METRIC is Emily Haines, Jimmy Shaw, Joshua Winstead and Joules Scott-Key. An independent rock and roll band empowered by their innovative approach to the music business, METRIC self-released their last album FANTASIES on five continents without the benefit of a label and earned themselves multiple radio hits around the world with songs such as “Gimme Sympathy,” “Gold Guns Girls,” and “Help I’m Alive.” They went on to sell over a million singles and 500,000 albums worldwide.
FANTASIES earned METRIC “Album of the Year” and “Band of the Year” at the Canadian Juno Awards, and the band finished 2010 with their music featured in two major Hollywood films including Scott Pilgrim vs The World and the Twilight Saga: Eclipse. The Twilight soundtrack was nominated for a Grammy Award and landed METRIC on the Academy Award nomination short list in 2011 for the theme song they co-wrote with composer Howard Shore. They have since partnered up with Howard Shore on another project: The score to David Cronenberg’s latest film Cosmopolis, composed by Shore and performed by METRIC, due out this year.

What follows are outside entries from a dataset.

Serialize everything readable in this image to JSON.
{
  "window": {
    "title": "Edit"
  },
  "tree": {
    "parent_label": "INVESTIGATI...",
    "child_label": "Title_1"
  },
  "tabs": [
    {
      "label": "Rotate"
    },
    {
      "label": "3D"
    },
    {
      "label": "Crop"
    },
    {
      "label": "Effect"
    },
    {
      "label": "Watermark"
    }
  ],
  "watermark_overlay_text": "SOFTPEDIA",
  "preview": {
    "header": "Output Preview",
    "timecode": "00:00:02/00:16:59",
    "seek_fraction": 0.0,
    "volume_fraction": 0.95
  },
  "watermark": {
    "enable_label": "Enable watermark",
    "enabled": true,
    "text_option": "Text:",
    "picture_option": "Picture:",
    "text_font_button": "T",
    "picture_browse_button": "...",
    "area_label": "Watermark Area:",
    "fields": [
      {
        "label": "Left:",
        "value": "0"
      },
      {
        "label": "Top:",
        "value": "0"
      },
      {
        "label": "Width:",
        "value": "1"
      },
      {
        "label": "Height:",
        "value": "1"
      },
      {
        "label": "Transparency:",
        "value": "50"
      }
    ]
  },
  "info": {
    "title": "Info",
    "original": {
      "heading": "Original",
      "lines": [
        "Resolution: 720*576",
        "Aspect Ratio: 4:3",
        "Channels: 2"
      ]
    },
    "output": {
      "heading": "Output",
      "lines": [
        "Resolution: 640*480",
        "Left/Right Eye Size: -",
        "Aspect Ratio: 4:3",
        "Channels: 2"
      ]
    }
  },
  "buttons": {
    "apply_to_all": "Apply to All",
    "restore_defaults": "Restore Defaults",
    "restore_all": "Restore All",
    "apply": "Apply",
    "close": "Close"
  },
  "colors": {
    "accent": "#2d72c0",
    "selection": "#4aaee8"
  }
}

Their fifth full-length studio album SYNTHETICA is currently available. Sonically futuristic yet organic, this album sounds like the culmination of all the music the band has made in their 10 years together. First single “Youth Without Youth” examines the fraying social state with a bristling energy and a driving beat. “Breathing Underwater” and “Speed the Collapse” both deliver on the classic METRIC chorus of soaring melancholy, while the lyrics for “Lost Kitten” and “Clone” call out some bad behavior and the consequences. Hard rocking title track “Synthetica” offers an epic conclusion to suspenseful album opener “Artificial Noctune.”
METRIC will be on tour throughout 2012 and have already announced select tour dates in North America, UK, Europe and Australia.